A SNP BARCODE TO INFORM GENETIC VARIATION AND EVOLUTION PLASMODIUM FALCIPARUM MALARIA IN MALI
Abdoulaye Diawara*, Aoua Coulibaly, Cheickna Cisse, Mamadou Wele, Jeffrey Shaffer, Seydou Doumbia, Talib Yusuf Abbas and Mahamadou Diakite
Background: Despite of considerable advances in malaria control strategies, malaria continues to kill countless numbers of kids, mainly in sub-Saharan African countries. Mali is listed among the ten countries most suffering from malaria within the world in keeping with the quantity of cases and deaths... Plasmodium falciparum parasite is related to the foremost severe cases of malaria, especially in children. Malaria reports increasingly state drug resistance with severe cases, so investigating the genetic diversity and evolutionary history of Plasmodium falciparum are going to be crucial to understanding the evolution and variation of malarial drug resistance, and within the explore for potential vaccines. During this study, 186 samples were obtained from two sites in Mali: Koila Bamana in near of the town of Ségou and Nioro-du-Sahel situated within the Sahelian region. Methods: The 27-SNP barcode assay and phylogenetic tree (maximum likelihood method) were generated to research the variety and evolutionary relationship of the Plasmodium falciparum parasite population of 80 isolates in two varying patterns of malaria transmission in Mali. Excluding barcode sequences containing over four (4) missing SNPs, Minor allele frequencies (MAF), Genetic differentiation (GST= Genetic statistic), Average Minor allele frequencies (AMAF), the principal component analysis (PCA) were determined. Results: Fifty-seven of 80 isolates (71.3%) provided sufficient data quality for meeting the inclusion criteria of barcode. The parasite populations displayed a high degree of intra-population genetic diversity (MAF >1), the inter-population diversity was relatively low (AMAF = 0.34 and = 0.28 for Koila Bambara and Nioro du Sahel respectively) consort with barcode π value respectively 0.43 and 0.44 for Koila Bambara and Nioro. The populations failed to differ with relevance genetic diversity (GST=0.03). In both populations, the PCA sustained the genetic similarities of P. falciparum. Analysis of the phylogenetic tree revealed several groups of P. falciparum genetically close, which could have originated from Nioro du Sahel. Conclusions: The genetic diversity of P.falciparum populations is a major is a major consider in the parasite's ability to adapt to changes in its environment thus the measures observed here for Koila Bambara and Nioro du Sahel may partially explain the rising drug-resistance and growing severe cases in those regions in Mali.

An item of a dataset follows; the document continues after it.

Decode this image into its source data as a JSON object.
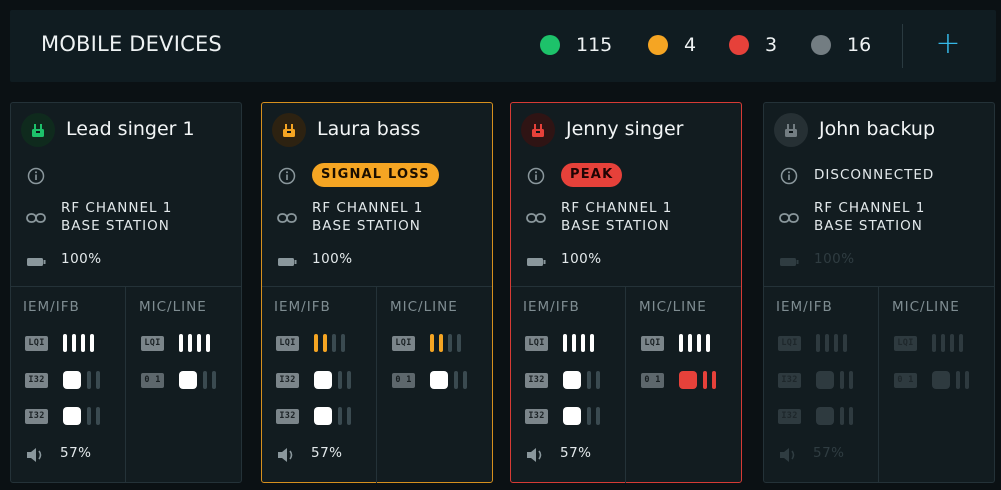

Keywords: SNP, Barcode, Evolution Malaria, Plasmodium falciparum, genetic diversity, Mali.
[Full Text Article]